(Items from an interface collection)
----------------------------------------
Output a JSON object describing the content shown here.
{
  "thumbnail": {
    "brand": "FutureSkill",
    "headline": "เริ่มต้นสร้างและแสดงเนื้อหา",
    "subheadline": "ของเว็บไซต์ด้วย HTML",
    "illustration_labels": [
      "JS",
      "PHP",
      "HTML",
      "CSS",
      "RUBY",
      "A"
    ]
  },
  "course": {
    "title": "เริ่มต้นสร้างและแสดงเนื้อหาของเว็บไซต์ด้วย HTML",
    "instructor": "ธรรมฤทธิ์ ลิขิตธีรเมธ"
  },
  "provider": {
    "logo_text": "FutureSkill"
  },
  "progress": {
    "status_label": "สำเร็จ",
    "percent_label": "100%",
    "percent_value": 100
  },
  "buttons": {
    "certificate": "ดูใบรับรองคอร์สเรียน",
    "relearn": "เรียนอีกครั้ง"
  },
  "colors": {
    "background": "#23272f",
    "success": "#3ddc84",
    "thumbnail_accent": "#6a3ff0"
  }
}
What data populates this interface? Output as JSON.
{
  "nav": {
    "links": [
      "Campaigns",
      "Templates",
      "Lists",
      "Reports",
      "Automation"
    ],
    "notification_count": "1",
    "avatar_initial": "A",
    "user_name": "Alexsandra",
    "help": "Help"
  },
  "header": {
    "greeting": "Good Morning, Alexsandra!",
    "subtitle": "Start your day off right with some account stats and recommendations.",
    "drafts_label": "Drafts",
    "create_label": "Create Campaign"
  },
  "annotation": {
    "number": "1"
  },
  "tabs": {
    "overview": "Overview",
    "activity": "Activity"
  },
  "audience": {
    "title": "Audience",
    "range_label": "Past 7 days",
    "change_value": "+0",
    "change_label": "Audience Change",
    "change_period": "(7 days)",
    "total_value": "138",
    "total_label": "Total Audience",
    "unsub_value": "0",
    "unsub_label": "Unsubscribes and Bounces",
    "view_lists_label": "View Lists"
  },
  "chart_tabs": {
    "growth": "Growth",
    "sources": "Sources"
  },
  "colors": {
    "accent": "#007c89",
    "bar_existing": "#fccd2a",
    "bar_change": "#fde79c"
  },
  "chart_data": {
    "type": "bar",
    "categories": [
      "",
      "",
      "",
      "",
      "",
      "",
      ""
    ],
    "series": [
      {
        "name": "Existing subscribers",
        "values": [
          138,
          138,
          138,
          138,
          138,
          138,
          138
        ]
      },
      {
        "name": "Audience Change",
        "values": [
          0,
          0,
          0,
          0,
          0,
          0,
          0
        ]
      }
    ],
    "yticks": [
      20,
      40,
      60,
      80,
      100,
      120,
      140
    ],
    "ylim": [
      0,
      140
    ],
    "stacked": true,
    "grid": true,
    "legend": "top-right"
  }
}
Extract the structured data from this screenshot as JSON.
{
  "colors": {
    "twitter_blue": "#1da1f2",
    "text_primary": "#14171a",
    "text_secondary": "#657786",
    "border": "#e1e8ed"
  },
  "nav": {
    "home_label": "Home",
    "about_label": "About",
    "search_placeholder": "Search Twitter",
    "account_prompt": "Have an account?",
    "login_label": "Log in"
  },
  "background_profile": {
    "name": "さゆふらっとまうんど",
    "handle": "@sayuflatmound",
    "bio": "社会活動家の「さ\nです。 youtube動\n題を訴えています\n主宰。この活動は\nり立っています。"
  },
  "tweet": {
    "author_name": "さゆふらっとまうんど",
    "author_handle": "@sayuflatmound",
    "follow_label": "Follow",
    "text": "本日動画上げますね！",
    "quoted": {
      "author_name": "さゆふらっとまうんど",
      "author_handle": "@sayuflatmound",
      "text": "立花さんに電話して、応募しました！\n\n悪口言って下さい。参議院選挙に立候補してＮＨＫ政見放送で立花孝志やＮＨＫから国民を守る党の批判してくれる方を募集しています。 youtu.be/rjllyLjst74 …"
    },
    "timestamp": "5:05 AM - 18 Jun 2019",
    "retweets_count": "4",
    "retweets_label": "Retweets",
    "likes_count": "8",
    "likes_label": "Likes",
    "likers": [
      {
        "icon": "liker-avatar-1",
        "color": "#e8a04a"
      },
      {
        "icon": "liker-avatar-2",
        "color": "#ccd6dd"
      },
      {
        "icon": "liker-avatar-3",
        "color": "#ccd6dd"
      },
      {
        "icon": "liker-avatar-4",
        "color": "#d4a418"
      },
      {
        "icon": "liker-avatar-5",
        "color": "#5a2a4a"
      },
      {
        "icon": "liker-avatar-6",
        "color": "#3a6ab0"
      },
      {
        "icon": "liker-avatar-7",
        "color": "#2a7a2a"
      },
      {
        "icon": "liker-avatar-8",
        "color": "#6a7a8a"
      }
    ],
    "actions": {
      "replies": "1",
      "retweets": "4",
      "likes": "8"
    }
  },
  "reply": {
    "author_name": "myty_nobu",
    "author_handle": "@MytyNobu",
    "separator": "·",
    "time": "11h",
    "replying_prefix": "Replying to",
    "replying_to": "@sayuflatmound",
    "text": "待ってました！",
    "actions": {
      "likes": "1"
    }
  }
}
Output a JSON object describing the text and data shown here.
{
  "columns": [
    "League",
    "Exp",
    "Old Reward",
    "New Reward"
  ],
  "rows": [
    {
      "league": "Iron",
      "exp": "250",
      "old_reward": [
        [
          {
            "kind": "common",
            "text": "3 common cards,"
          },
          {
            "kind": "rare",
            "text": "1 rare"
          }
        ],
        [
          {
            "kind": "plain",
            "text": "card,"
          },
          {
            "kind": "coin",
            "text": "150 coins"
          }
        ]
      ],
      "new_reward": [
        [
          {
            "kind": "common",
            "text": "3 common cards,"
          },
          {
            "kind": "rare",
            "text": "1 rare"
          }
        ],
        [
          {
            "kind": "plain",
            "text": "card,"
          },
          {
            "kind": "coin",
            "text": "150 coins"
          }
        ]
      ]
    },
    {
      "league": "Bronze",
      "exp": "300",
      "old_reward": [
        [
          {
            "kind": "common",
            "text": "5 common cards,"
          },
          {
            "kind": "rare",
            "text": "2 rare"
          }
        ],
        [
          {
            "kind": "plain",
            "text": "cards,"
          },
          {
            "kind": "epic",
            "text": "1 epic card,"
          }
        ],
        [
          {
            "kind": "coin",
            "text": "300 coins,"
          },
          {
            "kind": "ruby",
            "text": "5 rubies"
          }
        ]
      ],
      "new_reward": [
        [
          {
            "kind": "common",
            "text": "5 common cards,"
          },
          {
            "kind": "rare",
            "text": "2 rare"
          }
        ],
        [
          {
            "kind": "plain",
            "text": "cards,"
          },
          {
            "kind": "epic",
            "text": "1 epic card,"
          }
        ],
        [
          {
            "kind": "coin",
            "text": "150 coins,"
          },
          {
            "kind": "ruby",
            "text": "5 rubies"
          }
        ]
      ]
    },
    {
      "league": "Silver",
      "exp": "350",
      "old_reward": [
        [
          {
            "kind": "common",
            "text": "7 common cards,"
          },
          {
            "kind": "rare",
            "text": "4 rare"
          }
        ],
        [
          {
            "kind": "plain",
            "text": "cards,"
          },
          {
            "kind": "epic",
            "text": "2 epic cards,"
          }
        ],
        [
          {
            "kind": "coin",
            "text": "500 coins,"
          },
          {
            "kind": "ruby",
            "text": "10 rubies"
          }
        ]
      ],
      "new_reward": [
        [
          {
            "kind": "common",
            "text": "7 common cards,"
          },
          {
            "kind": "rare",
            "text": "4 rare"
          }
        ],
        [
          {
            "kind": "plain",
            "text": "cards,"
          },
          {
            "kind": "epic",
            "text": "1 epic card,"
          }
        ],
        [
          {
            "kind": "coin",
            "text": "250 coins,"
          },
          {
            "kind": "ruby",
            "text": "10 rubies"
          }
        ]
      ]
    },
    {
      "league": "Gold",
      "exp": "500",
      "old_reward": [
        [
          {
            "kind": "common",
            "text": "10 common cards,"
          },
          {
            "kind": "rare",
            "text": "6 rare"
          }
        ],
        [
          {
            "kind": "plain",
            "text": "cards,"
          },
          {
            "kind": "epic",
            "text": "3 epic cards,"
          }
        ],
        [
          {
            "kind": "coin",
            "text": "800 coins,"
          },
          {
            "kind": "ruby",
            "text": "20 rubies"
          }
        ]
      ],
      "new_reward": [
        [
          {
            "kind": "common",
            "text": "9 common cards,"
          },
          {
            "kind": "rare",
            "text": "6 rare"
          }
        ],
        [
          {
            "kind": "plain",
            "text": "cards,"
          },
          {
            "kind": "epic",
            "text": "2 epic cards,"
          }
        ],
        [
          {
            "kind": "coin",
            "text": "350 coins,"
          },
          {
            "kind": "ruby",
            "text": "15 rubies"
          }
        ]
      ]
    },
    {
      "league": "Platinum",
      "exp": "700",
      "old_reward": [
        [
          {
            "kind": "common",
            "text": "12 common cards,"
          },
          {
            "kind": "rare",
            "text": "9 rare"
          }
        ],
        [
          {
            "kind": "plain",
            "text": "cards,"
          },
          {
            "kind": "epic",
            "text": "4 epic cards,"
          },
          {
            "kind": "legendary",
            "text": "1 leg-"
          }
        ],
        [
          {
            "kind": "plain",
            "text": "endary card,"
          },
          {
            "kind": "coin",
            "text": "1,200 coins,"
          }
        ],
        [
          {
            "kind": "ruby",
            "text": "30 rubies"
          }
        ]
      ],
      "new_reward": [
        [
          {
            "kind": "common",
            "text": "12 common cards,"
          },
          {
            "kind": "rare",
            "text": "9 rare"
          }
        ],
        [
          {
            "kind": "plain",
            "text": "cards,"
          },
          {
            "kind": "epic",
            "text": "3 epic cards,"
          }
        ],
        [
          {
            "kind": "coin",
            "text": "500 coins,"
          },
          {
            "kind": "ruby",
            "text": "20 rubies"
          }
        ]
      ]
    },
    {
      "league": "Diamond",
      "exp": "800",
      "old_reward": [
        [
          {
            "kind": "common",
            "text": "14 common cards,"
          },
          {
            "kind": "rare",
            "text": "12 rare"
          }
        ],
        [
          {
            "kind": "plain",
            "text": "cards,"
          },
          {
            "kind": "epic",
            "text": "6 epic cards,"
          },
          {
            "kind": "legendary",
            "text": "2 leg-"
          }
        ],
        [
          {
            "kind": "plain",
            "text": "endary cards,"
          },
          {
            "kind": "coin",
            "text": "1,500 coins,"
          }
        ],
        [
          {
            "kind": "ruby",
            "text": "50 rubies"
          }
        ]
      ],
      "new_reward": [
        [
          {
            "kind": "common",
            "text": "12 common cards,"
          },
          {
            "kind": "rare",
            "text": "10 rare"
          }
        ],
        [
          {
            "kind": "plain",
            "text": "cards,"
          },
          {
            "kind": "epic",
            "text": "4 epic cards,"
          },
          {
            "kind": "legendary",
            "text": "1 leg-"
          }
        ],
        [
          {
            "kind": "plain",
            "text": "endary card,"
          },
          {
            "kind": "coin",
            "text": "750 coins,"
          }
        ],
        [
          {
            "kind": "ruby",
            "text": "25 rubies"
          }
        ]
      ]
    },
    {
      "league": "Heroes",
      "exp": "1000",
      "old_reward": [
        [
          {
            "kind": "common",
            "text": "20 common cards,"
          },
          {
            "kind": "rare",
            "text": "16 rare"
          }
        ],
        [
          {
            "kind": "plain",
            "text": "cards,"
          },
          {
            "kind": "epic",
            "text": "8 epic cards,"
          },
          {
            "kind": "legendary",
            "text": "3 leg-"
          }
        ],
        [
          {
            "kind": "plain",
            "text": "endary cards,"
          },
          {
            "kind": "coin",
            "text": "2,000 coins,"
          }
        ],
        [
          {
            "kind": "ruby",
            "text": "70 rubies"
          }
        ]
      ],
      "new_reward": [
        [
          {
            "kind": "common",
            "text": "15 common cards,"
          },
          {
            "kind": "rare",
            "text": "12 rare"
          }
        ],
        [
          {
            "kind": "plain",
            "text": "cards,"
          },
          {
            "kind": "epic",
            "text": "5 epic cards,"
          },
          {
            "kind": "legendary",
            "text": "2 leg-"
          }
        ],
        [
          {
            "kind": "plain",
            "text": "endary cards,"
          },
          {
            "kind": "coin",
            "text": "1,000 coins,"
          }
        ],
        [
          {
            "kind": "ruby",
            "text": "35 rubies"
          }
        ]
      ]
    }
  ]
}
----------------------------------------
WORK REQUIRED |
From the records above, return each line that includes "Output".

TASK RESULT |
Output a JSON object describing the content shown here.
What data populates this interface? Output as JSON.
Output a JSON object describing the text and data shown here.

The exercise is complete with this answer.